"I think our home loan and consumer deposits were our strengths at the time," he said. "We offered competitive products, always respected our consumers and provided excellent services."
Before the merger with TCF, the S&L had opened branch offices at Rochester in 1980 and St. Charles in early 1982.
The merger gave TCF a foot-hold in the financial world in southeastern Minnesota.
It also helped an Austin-based S&L grow from $100 million in assets to merge with a company that boasted $5 billion in assets.
But, First Fidelity of Austin was not shrinking violet in the financial world. At the time, it was ranked the third most profitable S&L in the state of Minnesota; an enviable status at the time, considering the difficulties other S&Ls experienced.
"It was good for both," Brinkman said of the historic merger. "TCF is a good company and they had a lot of expertise in certain markets that allowed us to expand into other areas of the business."
Four years later, the merged firms went from mutual-owned to public-owned legal status and in 1990, TCF received national bank status.
Again, Brinkman remained at the helm of the Austin operations through more transitions.
Financial flux continues
Still more change came in 1990, when First Farmers & Merchants State Bank of Brownsdale, through its owner, 215 Holding Company, acquired the Austin office as well as financial offices at Pipestone.
"First Farmers & Merchants wanted to expand into the Austin area for a long time and when they did, it essentially gave them five banks in Mower County," Brinkman said of the Brownsdale, Sargeant, Austin, Grand Meadow and Racine bank offices under 215 Holding Company’s umbrella.

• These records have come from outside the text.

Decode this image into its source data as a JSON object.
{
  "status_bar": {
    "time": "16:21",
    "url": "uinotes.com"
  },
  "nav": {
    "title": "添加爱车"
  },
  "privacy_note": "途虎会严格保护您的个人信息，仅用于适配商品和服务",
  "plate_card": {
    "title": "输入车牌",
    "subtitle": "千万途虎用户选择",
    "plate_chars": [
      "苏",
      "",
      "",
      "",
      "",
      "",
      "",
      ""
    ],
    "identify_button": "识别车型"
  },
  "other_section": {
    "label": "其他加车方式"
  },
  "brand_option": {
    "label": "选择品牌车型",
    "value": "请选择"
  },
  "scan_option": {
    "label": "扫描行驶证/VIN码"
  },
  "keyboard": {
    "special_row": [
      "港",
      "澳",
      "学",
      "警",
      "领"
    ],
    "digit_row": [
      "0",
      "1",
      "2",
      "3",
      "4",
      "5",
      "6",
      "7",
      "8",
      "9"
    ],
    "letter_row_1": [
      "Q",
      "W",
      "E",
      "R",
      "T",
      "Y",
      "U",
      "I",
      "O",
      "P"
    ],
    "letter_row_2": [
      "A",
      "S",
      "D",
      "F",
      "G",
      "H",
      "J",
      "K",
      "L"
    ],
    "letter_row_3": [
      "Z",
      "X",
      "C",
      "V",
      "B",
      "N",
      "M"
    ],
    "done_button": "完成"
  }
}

"We’ve always been a community bank, serving the needs of the local community, whether it was when we were an S&L or when we became a bank branch office of 215 Holding Company," Brinkman said. "We were here to serve the local consumer, business person and farmer. In fact, one of our continuing strengths is our ag lending program. We’re second to none."
If it sounds like Brinkman is boasting, it’s only another sign of how loyal he is to his hometown and all that it encompasses, economically and otherwise.
"LaVonne and I have no plans to move after I retire," he said. "We have absolutely no interest in leaving Austin. This is where our children and grandchildren are. Austin is a great community. This is where we want to be. This is home."
Spoken just like a "local boy who made good," which Brinkman is.
Roots run deep
His father, deceased, was a farmer. His father survives and lives at The Oaks condominiums in Austin. He has three brothers and four sisters.
He attended Maple Leaf Country School No. 106, spent his freshman and sophomore years at Austin High School and after school redistricting, spent his junior and senior years at the Rose Creek High School, where he graduated.
He earned an associate’s degree in commerce at Austin Community College.
He and his wife, LaVonne (nee Wendorf), a vision and hearing screening specialist for Austin Public Schools, have three daughters and a son, plus 10 grandchildren.
An avid fisherman and golfer, Brinkman also enjoys hunting upland game, cross country skiing and wood crafts.
He is heavily involved in the Austin community, including the Austin Area Chamber of Commerce, Lions Club, Rotary Club, Development Corporation of Austin and Friends of the Nature Center, as well as Our Savior’s Lutheran Church.
There will be public and private recognitions honoring Brinkman when November becomes December, and after the retirement parties, Brinkman will still remain a consultant to his successor.
His hands-on financial skills, people skills and satisfaction in helping consumers have carried him well through the years.
"There’s nothing like the feeling you get, walking down the street and somebody comes up to you and says ‘Hey! I remember you. You made me a loan to buy my first house.’ That feels good," Brinkman said.
So, how does Brinkman, the teenager who used to shovel sidewalks in front of the old Austin S&L and became the president and managing officer of a profitable and highly coveted financial institution want to be remembered?
"I think honest and integrity the best assets that can be," he said. "I would like to be known as somebody who championed them all the time."